In the article, it is hard to blame the doctors for their misdiagnosis as it appears from the article that the technology to verify that Rom Houben was actually conscious has only recently been around. In truth, there could only have been ‘blame’ if in fact Rom had been ‘terminated’ despite being conscious. Would we have ever learned this if some ‘humane’ and ‘compassionate’ person or entity had decided to pull his plug? Obviously, no.
I came across this recently and it took me a bit to track down the original document. It seems that it may only be available in pdf? Here is the PDF I found of the original. So that it might get wider exposure, I asked a trusted ACM volunteer to transcribe it for me. I think the insight into the mind of certain folks gained from reading it is valuable. It’s also more evidence that this way of thinking didn’t die with the Nazis.
(Ron Weddington was co-counsel for the pro-abortion camp in the Roe vs. Wade camp)
Dear President-To-Be Clinton,
Some years ago another Southern Governor, when asked about the possibilities for prison reform, supposedly said something to the effect of, “Well, I don’t think we’re going to get very far until we get a better class of prisoner.”
Well, I don’t think you are going to get very far in reforming the country until we have a better educated, healthier, wealthier population.
Face it; you know that anything that even resembles the programs of Democratic Presidents in the past is going to make you a one term President. Reagan spent all our money on bombs and even if there were money for programs such as pre-natal health care, job training and day care centers, it would be years before we would see and dramatic results.
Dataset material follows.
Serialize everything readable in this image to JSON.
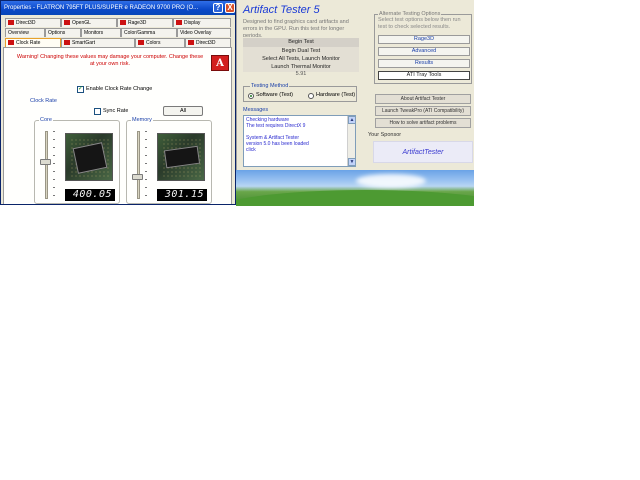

And, as anyone who follows education can see, more money doesn’t necessarily translate into better educated kids. [More…]
But you can start immediately to eliminate the barely educated, unhealthy and poor segment of our country.
I recently viewed Life Dynamics’s documentary, Maafa 21. I wrote a review and posted it to the Christian Post.com. Below is an excerpt. Read the whole review here. I strongly recommend purchasing and viewing this documentary, especially if you want the truth behind the modern abortion ‘pro-choice’ movement and its connections to eugenics philosophies that led to the Holocaust.
Maafa 21: Black Genocide in 21st Century America demonstrates beyond a reasonable doubt that organizations like Planned Parenthood have their origins in eugenics movements which in turn were formed to deal with the ‘problem’ created to society by the end of slavery. Using primary source material throughout the 2 hour documentary, Maafa 21 details how birth control measures such as abortion and sterilization were originally presented in the context of eliminating ‘undesirables’ from society. Highest on that list for the original eugenicists: black people.